Amathole District Municipality cannot deliver more water

By Nombulelo Damba-Hendrik

14 May 2019

Photo of woman next to tap
Resident Nomonde Mvakalisi stands next to a dry tap. Photo: Nombulelo Damba-Hendrik

Taps have been dry for five years in Ngquma village in Peddie in the Eastern Cape, and residents have lost hope of getting clean water from the Amathole District Municipality.

Villagers fetch their water from the nearby river where animals drink.

The municipality says the water treatment works which supply the area are operating at full capacity. Spokesperson Nonceba Vuso said the water supply scheme had been designed to supply the community with 25 litres per person per day from communal standpipes. But illegal connections to the pipe network had strained supply, she said.

But community members said 25 litres per person per day was never enough.

They said they had lost hope of ever getting clean water in their area.

Peddie in the Eastern Cape. Image from Google Maps.

Community leader Thobile Mvabaza said for the past five years residents had been seeking answers from the municipality and their ward councillor without success.

Mvabaza said at first the municipality blamed the drought. But even after rain there was no water. Then the municipality said the pipes transporting water to the village often get broken and as a result the village did not get water even after rain.

“What we do not understand is why the old pipes are not changed?” said Mvabaza.

Instead, he said, the municipality kept patching old pipes which burst a few days after repairs.

If we are lucky we will get water for an hour on the day the pipe is fixed, then we will be back to square one, fighting with animals to get water,” he said.

The river is 800m away from the village and this is a distance most community members walk carrying 20 litre buckets on their heads.

Resident Nomonde Mvakalisi said she boils the river water before using it.

“I wish you could see how dirty the water is during the day. If you go to the river during lunch time, you will have to chase cows first then wait for water to clear,” she said.

Ward councillor Mlungiseleli Luzipho said almost all the villages in the municipality faced a shortage of water as a result of a two year drought.

Vuso said the municipality was investigating ways to distribute the available water more fairly. A contractor would be on site within the next few months to deal with some of the “infrastructure problems”, she said.


Published originally on GroundUp .

© 2019 GroundUp.
This article is licensed under a Creative Commons Attribution-NoDerivatives 4.0 International License.

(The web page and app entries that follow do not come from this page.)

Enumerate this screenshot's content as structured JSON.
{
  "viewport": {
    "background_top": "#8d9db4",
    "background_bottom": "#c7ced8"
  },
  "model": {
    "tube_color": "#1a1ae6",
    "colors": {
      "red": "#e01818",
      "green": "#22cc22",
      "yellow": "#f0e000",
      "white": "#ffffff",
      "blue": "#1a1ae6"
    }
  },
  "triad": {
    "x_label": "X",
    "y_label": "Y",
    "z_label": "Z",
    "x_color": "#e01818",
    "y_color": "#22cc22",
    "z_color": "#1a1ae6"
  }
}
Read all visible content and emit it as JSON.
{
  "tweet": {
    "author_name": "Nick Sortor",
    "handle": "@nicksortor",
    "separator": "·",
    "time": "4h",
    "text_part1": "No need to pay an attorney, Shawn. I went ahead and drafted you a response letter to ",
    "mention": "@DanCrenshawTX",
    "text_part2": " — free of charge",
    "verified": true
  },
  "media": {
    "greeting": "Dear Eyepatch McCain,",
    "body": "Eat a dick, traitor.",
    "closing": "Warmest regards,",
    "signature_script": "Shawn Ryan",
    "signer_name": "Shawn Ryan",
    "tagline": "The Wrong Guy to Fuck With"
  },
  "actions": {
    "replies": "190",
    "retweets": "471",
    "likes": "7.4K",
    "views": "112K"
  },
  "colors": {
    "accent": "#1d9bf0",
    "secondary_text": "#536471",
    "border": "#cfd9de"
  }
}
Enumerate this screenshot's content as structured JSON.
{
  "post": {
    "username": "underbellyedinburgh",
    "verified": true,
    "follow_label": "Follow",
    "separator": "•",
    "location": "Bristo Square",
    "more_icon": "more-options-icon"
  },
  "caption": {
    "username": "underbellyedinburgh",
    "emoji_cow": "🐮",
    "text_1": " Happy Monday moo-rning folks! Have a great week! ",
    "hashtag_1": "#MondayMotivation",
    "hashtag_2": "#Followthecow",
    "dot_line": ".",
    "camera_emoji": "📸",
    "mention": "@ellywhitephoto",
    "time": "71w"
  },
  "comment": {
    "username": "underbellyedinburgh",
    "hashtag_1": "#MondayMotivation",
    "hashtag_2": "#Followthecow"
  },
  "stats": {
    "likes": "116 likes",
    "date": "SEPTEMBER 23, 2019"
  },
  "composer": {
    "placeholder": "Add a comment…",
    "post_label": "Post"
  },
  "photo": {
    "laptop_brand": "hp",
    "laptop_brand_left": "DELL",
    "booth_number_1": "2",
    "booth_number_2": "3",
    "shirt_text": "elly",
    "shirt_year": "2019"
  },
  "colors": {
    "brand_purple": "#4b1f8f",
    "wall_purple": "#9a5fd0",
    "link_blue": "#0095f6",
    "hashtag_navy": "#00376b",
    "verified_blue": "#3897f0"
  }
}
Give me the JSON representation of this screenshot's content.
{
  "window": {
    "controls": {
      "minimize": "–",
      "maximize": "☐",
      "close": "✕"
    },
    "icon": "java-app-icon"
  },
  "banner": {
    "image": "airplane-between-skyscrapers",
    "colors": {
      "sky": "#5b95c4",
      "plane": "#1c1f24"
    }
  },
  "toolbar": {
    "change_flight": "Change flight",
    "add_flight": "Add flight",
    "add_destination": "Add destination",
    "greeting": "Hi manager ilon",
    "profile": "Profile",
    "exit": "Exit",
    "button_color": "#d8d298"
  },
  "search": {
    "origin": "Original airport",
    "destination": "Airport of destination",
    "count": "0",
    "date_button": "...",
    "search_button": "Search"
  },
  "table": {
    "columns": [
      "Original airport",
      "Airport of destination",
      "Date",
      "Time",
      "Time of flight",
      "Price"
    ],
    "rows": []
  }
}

You may republish this article, so long as you credit the authors and GroundUp, and do not change the text. Please include a link back to the original article.